Flexing your horse is a top-notch way to sensitize your horse to the bit. We all want a horse that is light and responsive. In Valerija's case, her mare has learned to lean on the bit, to resist, and to pull.
Horses hate pressure. They will look for ways to find relief from pressure. Valerija's mare has obviously learned to live with the pressure of a hard hand and a stiff rein. Our job is to teach her that if she releases, all the pressure will come off.
In flexing exercises, you will first start with a rope halter and then proceed to flexing with the bit. I will discuss flexing in the bit next week.
Objective: To invite your horse to touch her nose to her stomach, right where the girth would go. Once she does this, you immediately release. Thus, your horse learns that when you ask her for something, she will be rewarded immediately with a release of pressure.
Let's start on the horse's right side. Stand at your horse's side, slightly behind the withers. With your right hand, take hold of your lead line, leaving approximately a foot between your hand and the place where the lead line attaches to the halter.
Pull the lead line so that it is taut, and place your right hand firmly on your horse's spine, just behind the withers. (In my photo, Best Husband in the World is standing a bit too close to the shoulder--you want to make sure your right hand is behind the withers. Your left hand will be further back on the horse's spine.)
You might feel your horse pulling hard against you. Ignore it, and simply plant your right and left hands firmly on her spine. Do not pull. Instead, maintain a tight, steady hold. Do not give up.
At first, you horse may try to get away from this exercise by turning its haunches away and spinning in a circle. It is important that you do not fuss about this: simple follow all your horse's movements. Do not be worried about getting kicked: when your horse's head is turned toward you, he is a bit off balance and will be reluctant to kick from this angle.

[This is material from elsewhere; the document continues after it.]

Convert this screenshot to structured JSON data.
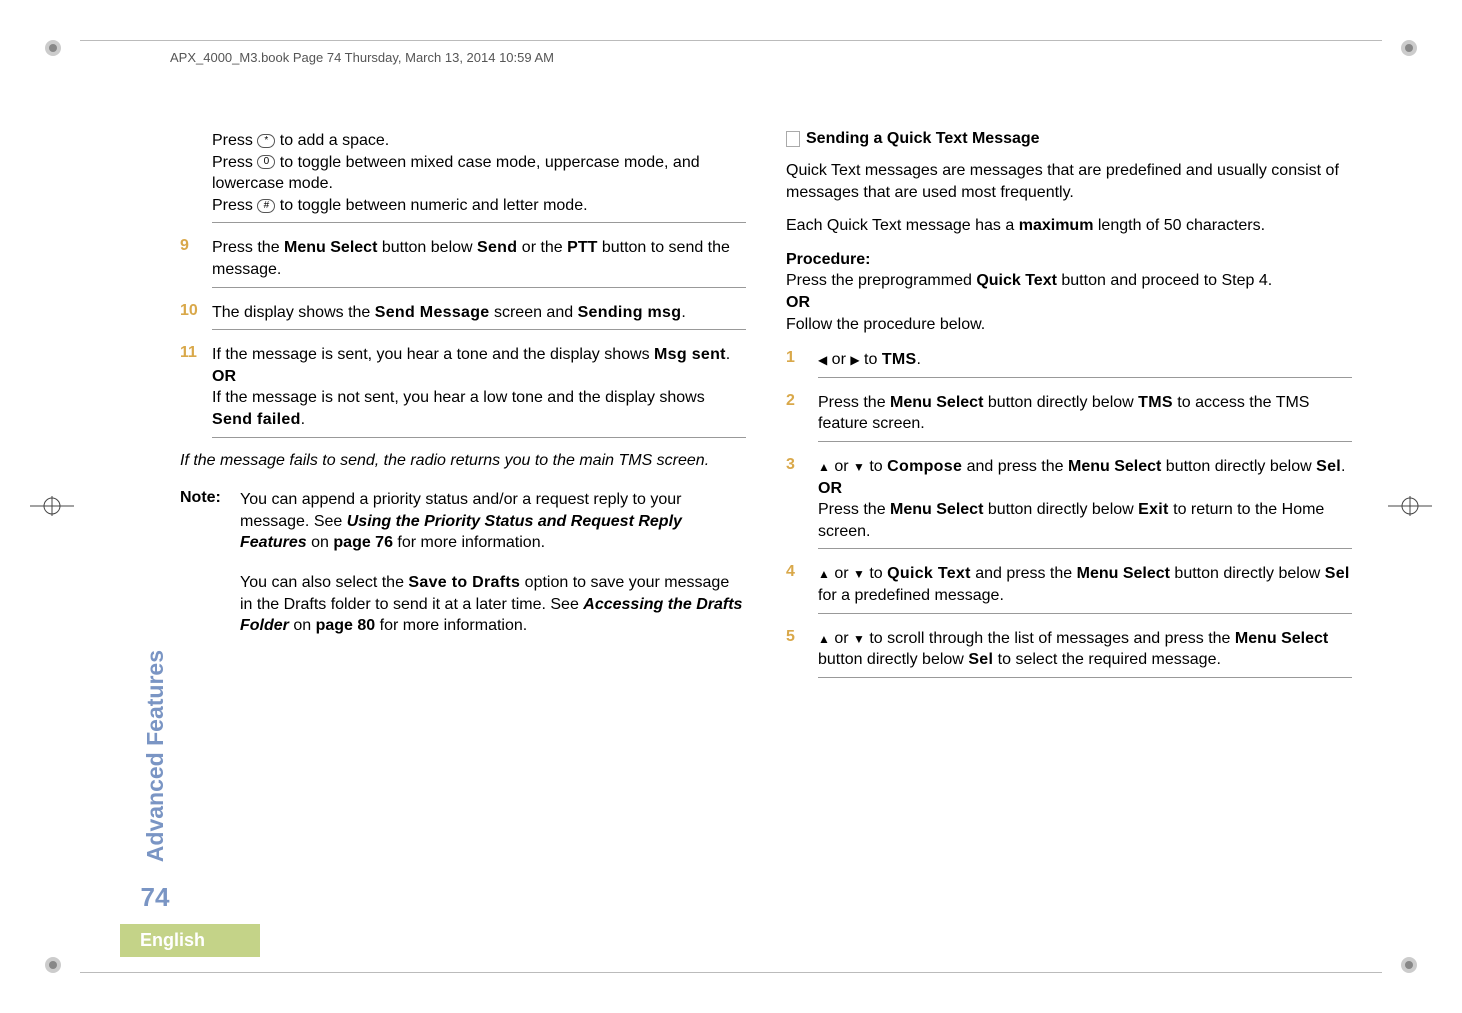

Mostly, he will be just trying to figure out what it is you want. (Caution: if your horse is a kicker, do get help with this exercise from an expert who can work with you and your horse in person.)
Here you can see that Skye is starting to release to Craig. When you are first working with your horse, this might be a good place to release to her. The "release" is exactly what it sounds like: you want to completely release the tension you have created by pulling on the lead line.
Once you have released, stroke your horse's neck and face, and then quickly pick up your line and do the exercise again. As your horse begins to get the idea, you can hold the line longer. Keep working on it until your horse touches her nose to her belly.'
The key: the instant that your horse touches her nose to her belly, you must release.
She will quickly learn that when she gives to you softly, she will be rewarded. This knowledge will eventually translate to working in the bit.
Do this exercise six or seven times on one side, then go to the horse's other side and do the same. Then repeat on both sides.
As top clinician Clinton Anderson is fond of saying, your horse has two sides. This means that she also has two sides to her brain. It is imperative that you work both sides of the brain, and both sides of the horse equally.
Next week: flexing your horse in the bit, on the ground and in the saddle